Straight from the offices of Publishers Weekly, it’s More to Come! Your podcast source of comics news and discussion starring The Beat’s own Heidi MacDonald. In this week’s podcast the More to Come Crew – Heidi “The Beat” MacDonald, Calvin Reid and Kate Fitzsimons – discuss Special Edition, the new New York comics-only show from […]
By Jason Enright
Hi everyone! My name is Jason Enright and I am going to be analyzing the Marvel sales charts for you. I have a background as a comic book retailer and now a comic book marketing specialist. As we go along I’ll be adding in my thoughts as to why we may be seeing these numbers and what they tell me as a fan, retailer, and marketing guy.
A few things to keep in mind about these charts:
1. The direct market (comic book shops that order through Diamond) does not track sell-through. So these numbers don’t represent what actually sold, but instead represent what retailers ordered. A book can get high orders and sit on the shelf (which often leads to lower orders in later months) and a book can be under-ordered and sell out (see Black Widow further down this chart). These numbers are what retailers estimated would sell in their shops.

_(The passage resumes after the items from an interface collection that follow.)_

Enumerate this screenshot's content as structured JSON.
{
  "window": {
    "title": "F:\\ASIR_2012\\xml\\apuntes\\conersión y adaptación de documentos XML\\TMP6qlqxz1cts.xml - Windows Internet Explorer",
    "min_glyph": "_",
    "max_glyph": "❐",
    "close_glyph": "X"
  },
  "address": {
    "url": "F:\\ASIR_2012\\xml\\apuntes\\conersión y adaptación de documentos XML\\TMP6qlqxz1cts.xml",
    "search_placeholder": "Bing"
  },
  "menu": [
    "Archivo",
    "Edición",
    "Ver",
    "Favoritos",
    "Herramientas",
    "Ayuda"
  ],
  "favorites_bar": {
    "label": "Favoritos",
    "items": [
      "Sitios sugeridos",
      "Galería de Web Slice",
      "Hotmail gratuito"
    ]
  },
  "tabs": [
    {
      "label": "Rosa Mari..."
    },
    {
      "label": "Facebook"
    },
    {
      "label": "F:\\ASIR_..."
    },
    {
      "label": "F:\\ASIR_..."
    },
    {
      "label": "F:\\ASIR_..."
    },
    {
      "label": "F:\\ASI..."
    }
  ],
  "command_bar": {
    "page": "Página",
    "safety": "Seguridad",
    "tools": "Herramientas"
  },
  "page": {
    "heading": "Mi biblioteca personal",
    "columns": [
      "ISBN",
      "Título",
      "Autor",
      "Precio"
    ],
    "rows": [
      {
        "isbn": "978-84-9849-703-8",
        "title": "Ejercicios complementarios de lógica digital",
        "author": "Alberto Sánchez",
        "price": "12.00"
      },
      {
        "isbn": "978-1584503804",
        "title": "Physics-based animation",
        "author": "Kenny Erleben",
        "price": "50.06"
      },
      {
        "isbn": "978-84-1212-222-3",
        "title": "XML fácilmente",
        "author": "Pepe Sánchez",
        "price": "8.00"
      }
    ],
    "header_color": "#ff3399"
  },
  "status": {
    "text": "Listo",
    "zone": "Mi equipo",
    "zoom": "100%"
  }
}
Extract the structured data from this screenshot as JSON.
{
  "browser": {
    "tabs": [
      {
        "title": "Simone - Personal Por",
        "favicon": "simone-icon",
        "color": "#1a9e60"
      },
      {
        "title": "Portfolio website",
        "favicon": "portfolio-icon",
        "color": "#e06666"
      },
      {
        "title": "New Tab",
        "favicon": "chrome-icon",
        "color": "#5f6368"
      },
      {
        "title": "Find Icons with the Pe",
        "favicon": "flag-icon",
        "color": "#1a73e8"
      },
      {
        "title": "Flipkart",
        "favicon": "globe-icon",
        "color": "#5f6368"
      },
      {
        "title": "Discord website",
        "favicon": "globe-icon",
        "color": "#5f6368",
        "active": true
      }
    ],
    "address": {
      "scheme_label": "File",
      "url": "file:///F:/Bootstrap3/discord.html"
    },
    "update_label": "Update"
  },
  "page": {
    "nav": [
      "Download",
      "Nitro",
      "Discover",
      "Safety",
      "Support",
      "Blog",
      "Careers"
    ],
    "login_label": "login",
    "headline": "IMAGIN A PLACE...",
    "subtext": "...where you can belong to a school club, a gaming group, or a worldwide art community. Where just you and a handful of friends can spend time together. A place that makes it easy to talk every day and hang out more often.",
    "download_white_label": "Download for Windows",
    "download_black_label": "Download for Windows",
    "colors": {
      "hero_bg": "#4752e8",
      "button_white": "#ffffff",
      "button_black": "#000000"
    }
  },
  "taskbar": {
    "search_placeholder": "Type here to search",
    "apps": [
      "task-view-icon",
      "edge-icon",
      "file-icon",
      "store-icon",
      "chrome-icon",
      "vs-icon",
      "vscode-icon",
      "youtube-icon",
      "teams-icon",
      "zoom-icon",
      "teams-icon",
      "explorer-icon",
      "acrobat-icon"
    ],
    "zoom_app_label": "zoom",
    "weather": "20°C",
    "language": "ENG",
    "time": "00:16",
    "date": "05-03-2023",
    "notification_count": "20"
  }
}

2. We currently don’t have any digital sales data so this is only a look at what is selling in stores. Until we somehow convince Marvel and all the other publishers to release their digital sales numbers, we have no clue how well most of these books are really doing, as digital is a very quickly growing marketplace which sees a lot of new first-time comic readers.
As announced yesterday, Skottie Young, Eisner winning artist, will be writing and drawing a ROCKET RACCOON ongoing series in July. And here’s some interior pages. Also of note: David Peterson (Mouse Guard) will be supplying a variant cover. Sold and sold. As defenders of the cosmos go, Rocket Raccoon has faced his fair share of […]
Jim Zub’s 2014 is picking up some real speed right now. Most well-known for his series Skullkickers with Edwin Huang and Misty Coats, which is soon heading towards the penultimate arc, he’s building up a head of stream to take him straight through into 2015. Alongside his creator-owned fantasy sword-swinging monster-kicking fighty fight series, he’s also now writing various projects for DC, Marvel, Dynamite and many others.
One of the most interesting things about Zub as a creator, and what first caught my attention, is his openness about his career and creative process. The extensive comic book tutorials on his website offer some brilliant advice on a range of topics, from publicity to building a creative team, and right through to the tricky stuff nobody else talks about – like, for instance money.
Which means there’s a lot to talk to him about! Ahead of issue #25 of Skullkickers – which you’ll get to see preview pages from below – he spoke to me about building Skullkickers, assembling the team, and how he’s managed to keep interest in the series so high.
Image Publisher Eric Stephenson delivered a speech to retailers this morning and here’s the text, courtesy of Image comics: I hope you don’t mind if I deviate from standard practice, but instead of talking about Image Comics this morning, I’d like to talk about you. This is my fourth year at ComicsPRO, and one of […]
[No comics content here. This falls under "pop culture" and general geekery. ] So, your waistline (and gastrointestinal tract) has recovered from the Super Bowl. You’re sick and tired of the weather. You seek another diversion. Well, next Sunday, Hollywood holds their soiree, handing out Oscar statuettes (“Academy Awards of Merit”, according to the rule […]